Flexible supercapacitor could mean smartphones that charge in seconds

Scientists at the University of Central Florida have devised a new process for making flexible supercapacitors. These supercapacitors can store more energy than previous flexible supercapacitors and can be recharged over 30,000 times without degrading. The scientists think that the new approach could one day revolutionize technology ranging from mobile phones to electric vehicles.

"If they were to replace the batteries with these supercapacitors, you could charge your mobile phone in a few seconds and you wouldn't need to charge it again for over a week," said Nitin Choudhary, a postdoctoral associate who conducted much of the research published recently in the academic journal ACS Nano.

Much research is being performed into supercapacitors to improve them to the point where they could replace batteries in electronics. The challenge today is that most supercapacitors need to be much larger than a lithium battery to store the same amount of energy. The new technique that the scientists are working on in Florida uses supercapacitors made up of millions of nanometer-thick wires that are coated with shells of two-dimensional materials.

The supercapacitors also have a highly conductive core that allows for fast electron transfer for faster charging and discharging. The shells of the two-dimensional materials yield high energy and power densities. The supercapacitors created with the new process yields a device that can be charged 30,000 times with no degradation compared to only about 1,5000 charge cycles for lithium batteries. Supercapacitors using the new process aren't ready for the commercial market and there is no timeframe on when they will be.
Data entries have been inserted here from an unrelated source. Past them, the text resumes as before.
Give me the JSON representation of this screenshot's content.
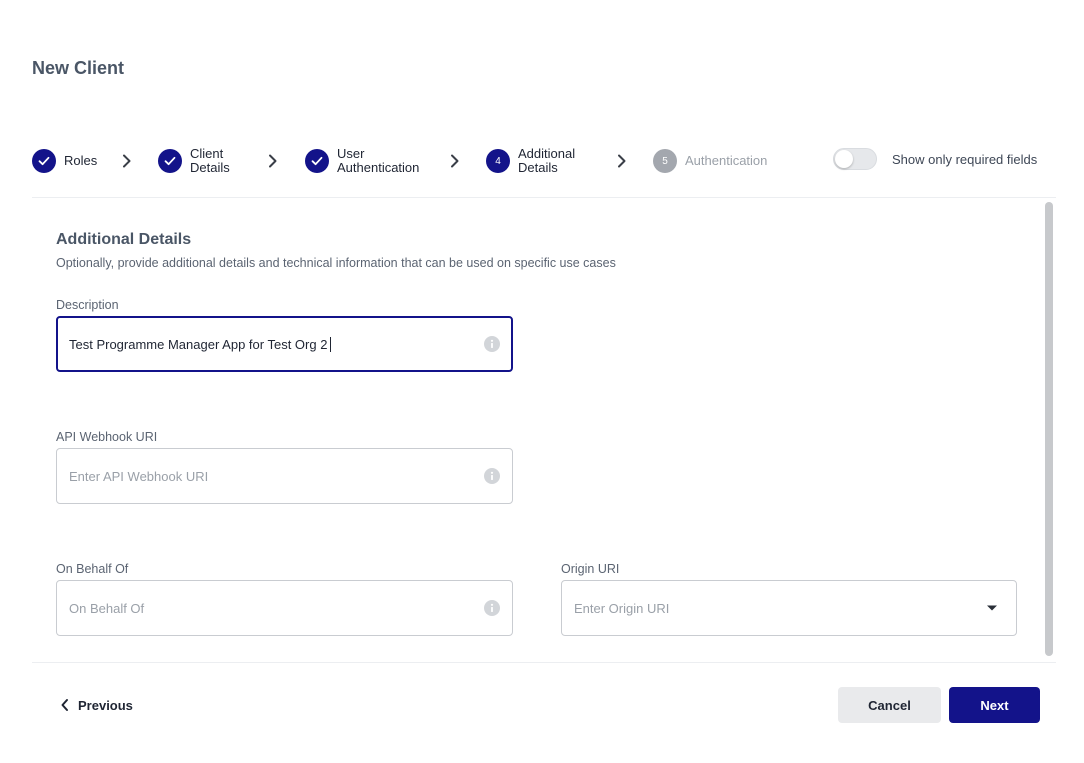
{
  "dialog": {
    "title": "New Client"
  },
  "stepper": {
    "steps": [
      {
        "label": "Roles",
        "state": "complete",
        "number": ""
      },
      {
        "label": "Client Details",
        "state": "complete",
        "number": ""
      },
      {
        "label": "User Authentication",
        "state": "complete",
        "number": ""
      },
      {
        "label": "Additional Details",
        "state": "current",
        "number": "4"
      },
      {
        "label": "Authentication",
        "state": "pending",
        "number": "5"
      }
    ]
  },
  "toggle": {
    "label": "Show only required fields",
    "on": false
  },
  "section": {
    "title": "Additional Details",
    "subtitle": "Optionally, provide additional details and technical information that can be used on specific use cases"
  },
  "fields": {
    "description": {
      "label": "Description",
      "value": "Test Programme Manager App for Test Org 2"
    },
    "api_webhook_uri": {
      "label": "API Webhook URI",
      "placeholder": "Enter API Webhook URI"
    },
    "on_behalf_of": {
      "label": "On Behalf Of",
      "placeholder": "On Behalf Of"
    },
    "origin_uri": {
      "label": "Origin URI",
      "placeholder": "Enter Origin URI"
    }
  },
  "footer": {
    "previous_label": "Previous",
    "cancel_label": "Cancel",
    "next_label": "Next"
  },
  "colors": {
    "primary": "#13138a",
    "pending": "#a3a7ae",
    "muted_text": "#9aa0a8"
  },
  "icons": {
    "step_complete": "check-icon",
    "step_separator": "chevron-right-icon",
    "field_info": "info-icon",
    "dropdown": "caret-down-icon",
    "previous": "chevron-left-icon"
  }
}
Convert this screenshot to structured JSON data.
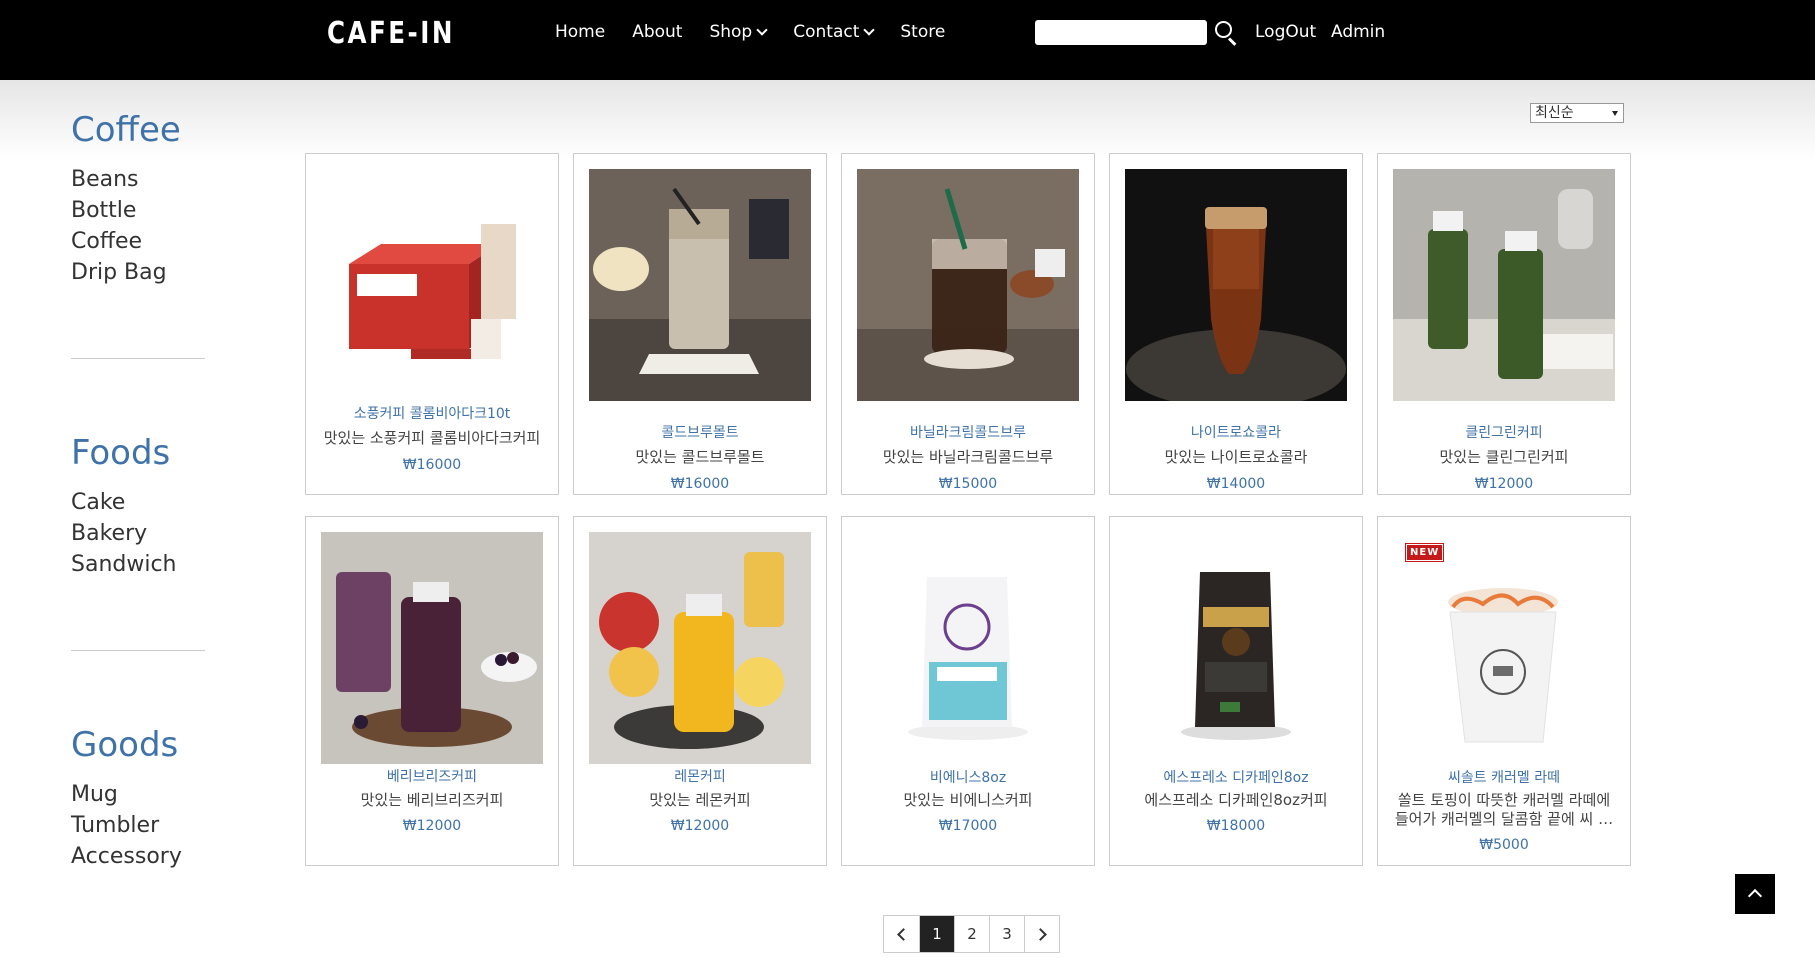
{
  "header": {
    "logo": "CAFE-IN",
    "nav": [
      {
        "label": "Home",
        "has_dropdown": false
      },
      {
        "label": "About",
        "has_dropdown": false
      },
      {
        "label": "Shop",
        "has_dropdown": true
      },
      {
        "label": "Contact",
        "has_dropdown": true
      },
      {
        "label": "Store",
        "has_dropdown": false
      }
    ],
    "search_value": "",
    "search_icon": "search-icon",
    "logout_label": "LogOut",
    "admin_label": "Admin"
  },
  "sidebar": {
    "categories": [
      {
        "title": "Coffee",
        "items": [
          "Beans",
          "Bottle Coffee",
          "Drip Bag"
        ]
      },
      {
        "title": "Foods",
        "items": [
          "Cake",
          "Bakery",
          "Sandwich"
        ]
      },
      {
        "title": "Goods",
        "items": [
          "Mug",
          "Tumbler",
          "Accessory"
        ]
      }
    ]
  },
  "sort": {
    "selected": "최신순"
  },
  "products": [
    {
      "name": "소풍커피 콜롬비아다크10t",
      "desc": "맛있는 소풍커피 콜롬비아다크커피",
      "price": "₩16000",
      "image": "sopung-coffee-box"
    },
    {
      "name": "콜드브루몰트",
      "desc": "맛있는 콜드브루몰트",
      "price": "₩16000",
      "image": "cold-brew-malt"
    },
    {
      "name": "바닐라크림콜드브루",
      "desc": "맛있는 바닐라크림콜드브루",
      "price": "₩15000",
      "image": "vanilla-cream-cold-brew"
    },
    {
      "name": "나이트로쇼콜라",
      "desc": "맛있는 나이트로쇼콜라",
      "price": "₩14000",
      "image": "nitro-chocolate"
    },
    {
      "name": "클린그린커피",
      "desc": "맛있는 클린그린커피",
      "price": "₩12000",
      "image": "clean-green-bottles"
    },
    {
      "name": "베리브리즈커피",
      "desc": "맛있는 베리브리즈커피",
      "price": "₩12000",
      "image": "berry-breeze-bottle"
    },
    {
      "name": "레몬커피",
      "desc": "맛있는 레몬커피",
      "price": "₩12000",
      "image": "lemon-bottle"
    },
    {
      "name": "비에니스8oz",
      "desc": "맛있는 비에니스커피",
      "price": "₩17000",
      "image": "viennese-bag"
    },
    {
      "name": "에스프레소 디카페인8oz",
      "desc": "에스프레소 디카페인8oz커피",
      "price": "₩18000",
      "image": "espresso-decaf-bag"
    },
    {
      "name": "씨솔트 캐러멜 라떼",
      "desc": "쏠트 토핑이 따뜻한 캐러멜 라떼에 들어가 캐러멜의 달콤함 끝에 씨 …",
      "price": "₩5000",
      "image": "sea-salt-caramel-latte",
      "badge": "NEW"
    }
  ],
  "pagination": {
    "pages": [
      "1",
      "2",
      "3"
    ],
    "current": "1"
  },
  "colors": {
    "header_bg": "#000000",
    "accent": "#3f72a8",
    "badge": "#c41a1a"
  }
}
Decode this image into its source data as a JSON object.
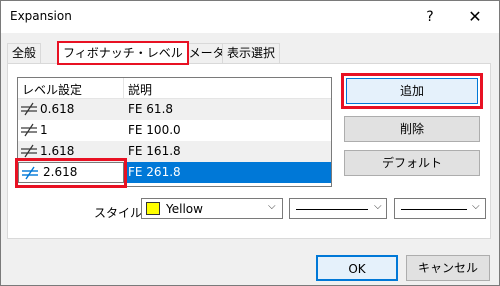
{
  "window": {
    "title": "Expansion",
    "help": "?",
    "close": "✕"
  },
  "tabs": [
    {
      "label": "全般"
    },
    {
      "label": "フィボナッチ・レベル"
    },
    {
      "label": "パラメーター"
    },
    {
      "label": "表示選択"
    }
  ],
  "levels": {
    "columns": [
      "レベル設定",
      "説明"
    ],
    "rows": [
      {
        "level": "0.618",
        "description": "FE 61.8"
      },
      {
        "level": "1",
        "description": "FE 100.0"
      },
      {
        "level": "1.618",
        "description": "FE 161.8"
      },
      {
        "level": "2.618",
        "description": "FE 261.8"
      }
    ]
  },
  "buttons": {
    "add": "追加",
    "delete": "削除",
    "default": "デフォルト",
    "ok": "OK",
    "cancel": "キャンセル"
  },
  "style": {
    "label": "スタイル",
    "color_name": "Yellow",
    "color": "#ffff00"
  },
  "icons": {
    "row": "level-style-icon",
    "dropdown": "chevron-down-icon"
  }
}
"There have been problems in the way people incorporate these two-dimensional materials into the existing systems – that's been a bottleneck in the field. We developed a simple chemical synthesis approach so we can very nicely integrate the existing materials with the two-dimensional materials," said principal investigator Yeonwoong "Eric" Jung, an assistant professor with joint appointments to the NanoScience Technology Center and the Materials Science & Engineering Department.